Kick-ass actress (and person) Lupita Nyong’o is writing a children’s book
by Alex Primiani
Famed actress and activist Lupita Nyong’o will publish a children’s book with Simon & Schuster Books for Young Readers next January, Lovia Gyarkye reported for the New York Times yesterday. While an illustrator has yet to be announced, the book already has a title: Sulwe, which in Nyong’o’s native Luo language means “star.” If her own life is any indicator, it’s going to be beautiful, feminist and proudly black.
Sulwe will tell the story of a five-year-old Kenyan girl who has the darkest skin in her family. Uncomfortable with her complexion, she begins to lose confidence, until a magical journey through the night sky—along with words of wisdom from her own mother—renews it, instilling self-love and a growing understanding that beauty can be found in all shades. Can I just say: YES.
The Kenyan-Mexican actress, who rose to prominence after winning an Academy Award for her supporting role in Steve McQueen’s “12 Years A Slave,” has used her time in the spotlight to advocate for female empowerment and equality in Hollywood, particularly for women of color. Her work for young black women and her criticism of colorism became big news in 2014, with a stirring speech she delivered upon her acceptance of the Essence Breakthrough Performance Award.
For Ms. Nyong’o, the decision to touch on these heavy and often difficult themes in a children’s book was obvious. The story plants seeds in a child’s mind, allowing for later access to lessons that children “don’t necessarily recognize when they are reading the books,” said Ms. Nyong’o in an interview. When thinking about her own journey into acceptance and self-love, Ms. Nyong’o cited reading with her mother as critical to her development.
With the publication of this children’s book, targeted at girls between five and seven years old, Nyong’o hopes to reach kids just before they start letting outside stereotypes and opinions get the better of their confidence. It’s around this age, she says, that “you learn all the things that you spend the rest of your life trying to unlearn.”

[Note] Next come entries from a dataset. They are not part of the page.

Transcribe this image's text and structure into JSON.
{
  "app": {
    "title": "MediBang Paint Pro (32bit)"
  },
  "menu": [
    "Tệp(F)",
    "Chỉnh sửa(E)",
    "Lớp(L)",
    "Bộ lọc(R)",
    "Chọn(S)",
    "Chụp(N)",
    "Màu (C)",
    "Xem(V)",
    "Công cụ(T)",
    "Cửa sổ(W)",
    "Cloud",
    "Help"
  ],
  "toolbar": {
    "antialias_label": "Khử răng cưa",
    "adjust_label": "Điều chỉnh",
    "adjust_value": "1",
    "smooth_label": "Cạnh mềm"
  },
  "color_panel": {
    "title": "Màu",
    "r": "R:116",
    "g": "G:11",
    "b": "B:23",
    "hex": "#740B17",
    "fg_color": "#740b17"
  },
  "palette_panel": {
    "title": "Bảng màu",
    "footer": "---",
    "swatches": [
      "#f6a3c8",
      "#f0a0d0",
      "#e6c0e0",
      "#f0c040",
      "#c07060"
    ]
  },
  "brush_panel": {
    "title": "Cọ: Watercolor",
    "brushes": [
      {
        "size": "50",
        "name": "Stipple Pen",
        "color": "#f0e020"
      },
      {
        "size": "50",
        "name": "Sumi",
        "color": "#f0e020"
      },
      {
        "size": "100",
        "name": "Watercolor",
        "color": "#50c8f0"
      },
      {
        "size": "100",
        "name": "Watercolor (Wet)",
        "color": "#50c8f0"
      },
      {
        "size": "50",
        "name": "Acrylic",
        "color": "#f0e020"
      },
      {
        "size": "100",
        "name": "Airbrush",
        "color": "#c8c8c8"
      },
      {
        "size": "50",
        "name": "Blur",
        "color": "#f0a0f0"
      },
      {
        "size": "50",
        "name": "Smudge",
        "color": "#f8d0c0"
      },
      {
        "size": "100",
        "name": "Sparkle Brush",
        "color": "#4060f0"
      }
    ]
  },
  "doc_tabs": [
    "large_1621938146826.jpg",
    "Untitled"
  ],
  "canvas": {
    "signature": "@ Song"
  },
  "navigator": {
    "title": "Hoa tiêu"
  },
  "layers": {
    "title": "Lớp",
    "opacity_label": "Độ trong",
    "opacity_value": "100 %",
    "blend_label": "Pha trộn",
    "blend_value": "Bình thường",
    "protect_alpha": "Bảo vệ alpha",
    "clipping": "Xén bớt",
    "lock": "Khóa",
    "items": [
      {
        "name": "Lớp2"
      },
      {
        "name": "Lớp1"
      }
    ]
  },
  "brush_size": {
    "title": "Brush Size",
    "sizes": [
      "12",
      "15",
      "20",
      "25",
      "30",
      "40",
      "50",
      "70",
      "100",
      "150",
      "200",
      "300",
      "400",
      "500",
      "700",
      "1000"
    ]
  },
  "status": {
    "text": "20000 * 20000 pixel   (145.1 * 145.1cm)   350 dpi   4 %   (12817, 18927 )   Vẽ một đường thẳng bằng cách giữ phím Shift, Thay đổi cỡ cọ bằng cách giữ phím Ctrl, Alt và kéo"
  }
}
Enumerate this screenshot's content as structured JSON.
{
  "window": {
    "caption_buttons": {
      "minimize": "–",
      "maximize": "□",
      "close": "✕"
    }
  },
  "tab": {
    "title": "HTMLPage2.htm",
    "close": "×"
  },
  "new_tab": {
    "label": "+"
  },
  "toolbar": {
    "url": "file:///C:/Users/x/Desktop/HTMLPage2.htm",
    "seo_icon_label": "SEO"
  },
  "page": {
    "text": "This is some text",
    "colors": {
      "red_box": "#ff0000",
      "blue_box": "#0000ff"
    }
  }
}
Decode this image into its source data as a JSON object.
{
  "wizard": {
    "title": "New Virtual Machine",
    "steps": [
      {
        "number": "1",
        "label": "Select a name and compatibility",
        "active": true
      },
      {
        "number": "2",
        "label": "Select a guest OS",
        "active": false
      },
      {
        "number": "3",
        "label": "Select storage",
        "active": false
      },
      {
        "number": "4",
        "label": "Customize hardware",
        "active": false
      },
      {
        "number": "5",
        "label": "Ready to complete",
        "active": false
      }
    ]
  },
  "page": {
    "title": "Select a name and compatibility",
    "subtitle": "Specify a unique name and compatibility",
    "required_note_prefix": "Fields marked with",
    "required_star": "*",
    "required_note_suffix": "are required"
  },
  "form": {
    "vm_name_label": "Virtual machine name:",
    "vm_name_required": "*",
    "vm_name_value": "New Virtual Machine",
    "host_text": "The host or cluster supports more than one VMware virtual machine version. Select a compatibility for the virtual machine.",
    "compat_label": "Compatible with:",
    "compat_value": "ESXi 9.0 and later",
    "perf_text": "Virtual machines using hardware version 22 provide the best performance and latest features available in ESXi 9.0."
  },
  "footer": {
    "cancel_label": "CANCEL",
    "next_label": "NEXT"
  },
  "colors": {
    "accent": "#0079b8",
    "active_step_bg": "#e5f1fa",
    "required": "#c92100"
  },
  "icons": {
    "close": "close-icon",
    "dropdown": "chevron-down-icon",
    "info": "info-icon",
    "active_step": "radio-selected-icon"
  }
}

Alex Primiani is the associate director of publicity at Melville House.